The concept of a servant leadership style in business management was first articulated in modern times by mathematician and AT&T management trainer, Robert Greenleaf. Though articulated by Greenleaf for modern business management in 1970 in his essay "The Servant as Leader," the idea of a servant leader is an ancient one, with the earliest recorded roots in the thinking of the Indian and Chinese leaders Chanakya and Lao-Tzu. Jesus of Nazareth followed later in expressing the same concept of the servant-leader, a concept powerfully illustrated in the New Testament in Mark 10.
The power of servant leadership is that it is focused on caring about and attending to the needs of employees as much as on executing the goals and needs of the business.
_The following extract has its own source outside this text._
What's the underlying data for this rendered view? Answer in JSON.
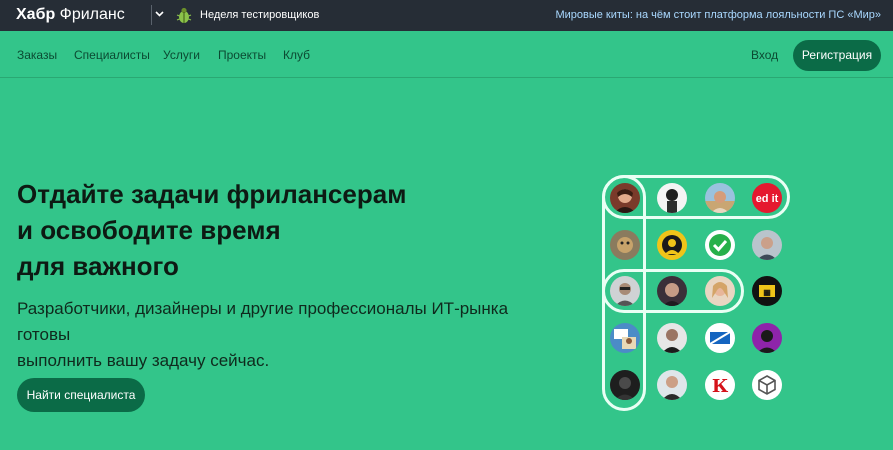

Greenleaf described this concept of mutuality by saying: "The organization exists for the person as much as the person exists for the organization." With this understanding of the servant leadership style, the ten characteristics of a servant-leader, as identified by Larry Spears, can be applied to management variables to predict positive impacts.
The ten characteristics Spears extracted from the writings of Greenleaf are:
listening, empathy, healing, awareness, persuasion, conceptualization, foresight, stewardship, commitment to the growth of others, and building community. (Larry Spears, "Character and Servant Leadership: Ten Characteristics")
Managers behavior towards subordinates: The positive impact of servant leadership on managerial behavior will, ideally, be that managers act with understanding and compassion, listening with empathy, resolving negative issues with even-handed interventions instead of retributive or punitive interventions; and certainly all managerial interactions with subordinates will reflect respect for the other's dignity and humanity (which will be reciprocated by the subordinate to the manager because of the absence of intimidation or careless disregard of human or personal needs).
Communication: Communication will be a fruitful exercise in listening to a genuine exchange of ideas, opinions, concerns, goals and objectives with a mutual aim expressed and sought after for the positive impact of the advancement of the business (which provides employment, inspiration and opportunity) through the development and growth of all parties communicating.
Motivating subordinates: A combination of employee aspirations plus persuasive goals and aims for the business, the department and the individual employee, serves as the optimal motivational factors when augmented by foresight and by caring stewardship of resources and relationships. The positive impact of motivation stemming from servant leadership is that individuals and the company mutually reach goals and achieve aspirations.
Group and team behavior and culture: Group and team behavior are integrally related to the company culture. The best of collaborative cooperation derives from servant leadership because respect and caring through empathetic understanding and insightful listening provides the positive impact of efficiently, creatively and effectively run and completed projects. These dynamics are the result of a culture of acceptance, tolerance, patience, forgiveness (who doesn't make mistakes or where are there not personal conflicts?), respect and acknowledgement of human dignity that derive from a servant leadership style.
Decision making: When company culture, group and team behavior, goal and project dynamics, motivation and communication are optimally operating under the insightful, intuitive care of a servant-leader, then decision making can develop more efficiently and effectively because not distracted or disturbed by miscommunication, contentiousness, self-serving rivalry, under-appreciation, disrespect, hostility or disregard. Decision making can proceed along ethical lines that are defined by a servant culture and that, ideally, envision an expansion of the company culture to encompass the larger consumer culture affected by the company.